US8768670Feb 11, 2014Jul 1, 2014Heartflow, Inc.Method and system for providing information from a patient-specific model of blood flow
US8812245Dec 12, 2013Aug 19, 2014Heartflow, Inc.Method and system for patient-specific modeling of blood flow
US8812246Feb 7, 2014Aug 19, 2014Heartflow, Inc.Method and system for patient-specific modeling of blood flow
US8855984May 1, 2014Oct 7, 2014Heartflow, Inc.Method and system for providing information from a patient-specific model of blood flow

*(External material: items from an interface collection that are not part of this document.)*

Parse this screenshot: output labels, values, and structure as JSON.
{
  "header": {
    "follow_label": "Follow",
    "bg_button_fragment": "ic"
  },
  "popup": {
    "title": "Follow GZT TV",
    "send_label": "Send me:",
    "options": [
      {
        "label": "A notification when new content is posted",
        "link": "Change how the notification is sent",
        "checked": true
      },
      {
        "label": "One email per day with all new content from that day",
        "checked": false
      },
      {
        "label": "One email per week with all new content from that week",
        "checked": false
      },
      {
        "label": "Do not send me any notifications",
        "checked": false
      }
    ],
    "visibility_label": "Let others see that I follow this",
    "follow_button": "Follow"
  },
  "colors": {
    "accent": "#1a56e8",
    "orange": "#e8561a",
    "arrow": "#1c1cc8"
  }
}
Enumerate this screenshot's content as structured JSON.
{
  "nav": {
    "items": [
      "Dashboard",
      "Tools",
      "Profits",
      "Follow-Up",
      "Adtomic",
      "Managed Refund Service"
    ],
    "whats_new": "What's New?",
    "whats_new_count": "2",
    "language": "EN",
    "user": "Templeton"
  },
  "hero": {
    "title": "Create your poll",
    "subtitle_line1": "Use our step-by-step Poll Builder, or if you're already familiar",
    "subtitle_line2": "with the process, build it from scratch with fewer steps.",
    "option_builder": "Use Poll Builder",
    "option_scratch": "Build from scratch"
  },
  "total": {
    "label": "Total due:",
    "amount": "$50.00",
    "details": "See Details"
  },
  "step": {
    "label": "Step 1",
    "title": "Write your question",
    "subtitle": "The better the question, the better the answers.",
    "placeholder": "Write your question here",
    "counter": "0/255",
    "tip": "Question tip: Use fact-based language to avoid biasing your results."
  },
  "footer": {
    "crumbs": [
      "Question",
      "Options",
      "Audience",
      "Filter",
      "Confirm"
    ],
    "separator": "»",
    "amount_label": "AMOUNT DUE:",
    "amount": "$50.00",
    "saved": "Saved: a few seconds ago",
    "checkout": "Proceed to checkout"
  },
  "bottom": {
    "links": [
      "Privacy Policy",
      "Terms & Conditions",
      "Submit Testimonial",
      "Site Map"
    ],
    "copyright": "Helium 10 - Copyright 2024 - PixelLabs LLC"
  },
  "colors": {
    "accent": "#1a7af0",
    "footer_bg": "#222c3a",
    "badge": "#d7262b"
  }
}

US8914264Aug 1, 2014Dec 16, 2014Heartflow, Inc.Method and system for providing information from a patient-specific model of blood flow
US9002690Nov 13, 2014Apr 7, 2015Heartflow, Inc.Method and system for providing information from a patient-specific model of blood flow
US9063634Nov 13, 2014Jun 23, 2015Heartflow, Inc.Method and system for providing information from a patient-specific model of blood flow
US9063635Nov 13, 2014Jun 23, 2015Heartflow, Inc.Method and system for providing information from a patient-specific model of blood flow
US9078564Feb 7, 2014Jul 14, 2015Heartflow, Inc.Method and system for patient-specific modeling of blood flow
US9081882May 13, 2014Jul 14, 2015HeartFlow, IncMethod and system for patient-specific modeling of blood flow
US9149197Aug 12, 2014Oct 6, 2015Heartflow, Inc.Method and system for patient-specific modeling of blood flow
US9152757Oct 23, 2012Oct 6, 2015Heartflow, Inc.Method and system for patient-specific modeling of blood flow
US9167974May 13, 2014Oct 27, 2015Heartflow, Inc.Method and system for patient-specific modeling of blood flow
US9168012Nov 13, 2014Oct 27, 2015Heartflow, Inc.Method and system for providing information from a patient-specific model of blood flow
US9226672May 13, 2014Jan 5, 2016Heartflow, Inc.Method and system for patient-specific modeling of blood flow
US9235679Mar 21, 2014Jan 12, 2016Heartflow, Inc.Method and system for patient-specific modeling of blood flow
US9268902Jun 16, 2014Feb 23, 2016Heartflow, Inc.Method and system for patient-specific modeling of blood flow
US9271657Mar 21, 2014Mar 1, 2016Heartflow, Inc.Method and system for patient-specific modeling of blood flow
Classifications
U.S. Classification600/504, 600/431
International ClassificationA61B6/00
Cooperative ClassificationA61B6/507, A61B6/481
European ClassificationA61B6/48B, A61B6/50N
Legal Events
DateCodeEventDescription
Mar 17, 1999ASAssignment
Owner name: ANZAI MEDICAL KABUSHIKI KAISHA, JAPAN
Free format text: ASSIGNMENT OF ASSIGNORS INTEREST;ASSIGNOR:SASE, SHIGERU;REEL/FRAME:009850/0708
Effective date: 19990309
May 30, 2004FPAYFee payment
Year of fee payment: 4
Jul 23, 2008FPAYFee payment
Year of fee payment: 8
Sep 3, 2012REMIMaintenance fee reminder mailed
Jan 23, 2013LAPSLapse for failure to pay maintenance fees
Mar 12, 2013FPExpired due to failure to pay maintenance fee
Effective date: 20130123